The Other America
For many who marched and supported the civil rights movement the election of Barak Obama as president has fulfilled the Dream that Martin Luther King Jr. declared in his speech at the Lincoln Memorial. In March of 1968 at Grosse Pointe High School in Grosse Pointe Michigan Dr King began to address other pervasive problems and conditions occurring in the United States. The conditions he described closely parallel the economy the United States is grappling with today. He titled the speech “The Other America”. Here is how he outlined the other America.
“In this other America, thousands and thousands of people, men in particular walk the streets in search for jobs that do not exist. In this other America, millions of people are forced to live in vermin-filled, distressing housing conditions where they do not have the privilege of having wall-to-wall carpeting, but all too often, they end up with wall-to-wall rats and roaches. . . In this other America, thousands of young people are deprived of an opportunity to get an adequate education. Every year thousands finish high school reading at a seventh, eighth and sometimes ninth grade level. Not because they're dumb, not because they don't have the native intelligence, but because the schools are so inadequate, so over-crowded, and so devoid of quality … that the best in these minds
can never come out. Probably the most critical problem in the other America is the economic problem. There are so many other people in the other America who can never make ends meet because their incomes are far too low if they have incomes, and their jobs are so devoid of quality. And so in this other America, unemployment is a reality and under-employment is a reality.”

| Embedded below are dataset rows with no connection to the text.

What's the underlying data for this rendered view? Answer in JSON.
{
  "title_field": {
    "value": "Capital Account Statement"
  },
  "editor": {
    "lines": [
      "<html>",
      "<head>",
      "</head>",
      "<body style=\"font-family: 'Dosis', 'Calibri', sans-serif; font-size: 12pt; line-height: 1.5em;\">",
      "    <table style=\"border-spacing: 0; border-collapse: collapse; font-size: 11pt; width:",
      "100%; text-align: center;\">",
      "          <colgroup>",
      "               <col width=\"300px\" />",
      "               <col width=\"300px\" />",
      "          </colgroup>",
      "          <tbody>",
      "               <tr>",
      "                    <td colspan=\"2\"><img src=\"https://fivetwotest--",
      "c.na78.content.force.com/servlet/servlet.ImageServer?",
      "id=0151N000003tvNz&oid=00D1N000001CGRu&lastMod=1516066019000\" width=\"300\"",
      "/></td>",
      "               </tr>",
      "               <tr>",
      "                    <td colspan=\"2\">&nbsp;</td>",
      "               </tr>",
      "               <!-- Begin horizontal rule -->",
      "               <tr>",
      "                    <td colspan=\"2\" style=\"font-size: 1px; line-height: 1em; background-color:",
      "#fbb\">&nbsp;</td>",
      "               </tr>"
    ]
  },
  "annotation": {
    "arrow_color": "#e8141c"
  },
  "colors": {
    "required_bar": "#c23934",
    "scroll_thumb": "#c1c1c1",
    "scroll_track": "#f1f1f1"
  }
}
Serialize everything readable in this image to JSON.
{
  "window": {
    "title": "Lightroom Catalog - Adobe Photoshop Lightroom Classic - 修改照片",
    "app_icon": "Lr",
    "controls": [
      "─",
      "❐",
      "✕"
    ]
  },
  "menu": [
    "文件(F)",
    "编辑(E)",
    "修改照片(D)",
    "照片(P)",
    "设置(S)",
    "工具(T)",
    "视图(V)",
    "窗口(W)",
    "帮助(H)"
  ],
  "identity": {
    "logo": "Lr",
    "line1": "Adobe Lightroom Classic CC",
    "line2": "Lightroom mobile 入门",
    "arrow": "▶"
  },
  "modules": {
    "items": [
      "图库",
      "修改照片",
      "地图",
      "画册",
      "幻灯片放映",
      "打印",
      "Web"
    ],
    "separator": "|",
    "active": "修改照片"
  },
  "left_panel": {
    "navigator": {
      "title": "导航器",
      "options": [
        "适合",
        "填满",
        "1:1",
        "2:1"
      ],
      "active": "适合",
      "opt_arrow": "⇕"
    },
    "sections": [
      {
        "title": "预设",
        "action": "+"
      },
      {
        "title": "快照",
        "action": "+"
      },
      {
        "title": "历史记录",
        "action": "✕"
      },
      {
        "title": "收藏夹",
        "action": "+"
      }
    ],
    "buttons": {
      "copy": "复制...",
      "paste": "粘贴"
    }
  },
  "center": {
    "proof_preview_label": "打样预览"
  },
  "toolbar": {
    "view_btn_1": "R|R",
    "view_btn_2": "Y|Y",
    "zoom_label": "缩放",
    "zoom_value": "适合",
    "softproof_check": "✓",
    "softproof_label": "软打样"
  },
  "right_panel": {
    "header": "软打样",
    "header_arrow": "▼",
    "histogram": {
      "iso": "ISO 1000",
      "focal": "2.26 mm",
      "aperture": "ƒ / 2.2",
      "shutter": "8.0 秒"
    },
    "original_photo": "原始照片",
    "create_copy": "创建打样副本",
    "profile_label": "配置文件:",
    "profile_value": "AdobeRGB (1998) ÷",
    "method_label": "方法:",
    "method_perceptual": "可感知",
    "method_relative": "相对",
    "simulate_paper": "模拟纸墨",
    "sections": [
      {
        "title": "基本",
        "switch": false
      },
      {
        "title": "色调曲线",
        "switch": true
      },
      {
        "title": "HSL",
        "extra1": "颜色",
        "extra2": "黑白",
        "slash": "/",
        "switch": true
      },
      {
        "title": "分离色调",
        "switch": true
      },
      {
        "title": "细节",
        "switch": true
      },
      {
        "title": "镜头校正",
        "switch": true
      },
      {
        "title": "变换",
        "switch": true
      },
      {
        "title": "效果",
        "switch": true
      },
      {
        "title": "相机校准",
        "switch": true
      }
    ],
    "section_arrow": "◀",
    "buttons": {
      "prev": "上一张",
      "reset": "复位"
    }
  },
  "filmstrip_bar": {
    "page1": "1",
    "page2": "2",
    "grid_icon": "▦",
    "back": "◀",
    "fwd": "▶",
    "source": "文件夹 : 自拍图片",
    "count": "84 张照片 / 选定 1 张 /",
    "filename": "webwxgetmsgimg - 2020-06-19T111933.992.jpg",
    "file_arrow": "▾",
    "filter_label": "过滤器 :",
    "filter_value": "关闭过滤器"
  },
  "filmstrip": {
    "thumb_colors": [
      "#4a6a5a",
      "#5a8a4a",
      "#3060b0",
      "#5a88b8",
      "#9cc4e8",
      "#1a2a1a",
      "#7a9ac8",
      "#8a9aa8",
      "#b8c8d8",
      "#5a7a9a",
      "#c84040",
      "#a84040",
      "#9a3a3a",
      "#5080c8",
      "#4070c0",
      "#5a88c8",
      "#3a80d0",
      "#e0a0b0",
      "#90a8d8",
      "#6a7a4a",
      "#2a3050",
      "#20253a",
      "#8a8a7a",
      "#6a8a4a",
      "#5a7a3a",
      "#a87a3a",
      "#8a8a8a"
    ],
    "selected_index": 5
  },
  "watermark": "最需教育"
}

In the Grosse Pointe speech he said, “I am cognizant of the interrelatedness of all communities and states. We are caught in an inescapable network of mutuality, tied in a single garment of destiny. Whatever affects one directly affects all indirectly.” When he was killed Dr. King was addressing unemployment, politics and the interrelatedness of world conditions.” it's alright to talk about integrated schools and in integrated lunch counters,” he said, “. . . I will continue to work for, but I think it would be rather absurd for me to work for integrated schools and not be concerned about the survival of the world in which to integrate. “As we commemorate Dr King let us not forget what he stood for which was “Brotherhood “and the conditions that impact all people.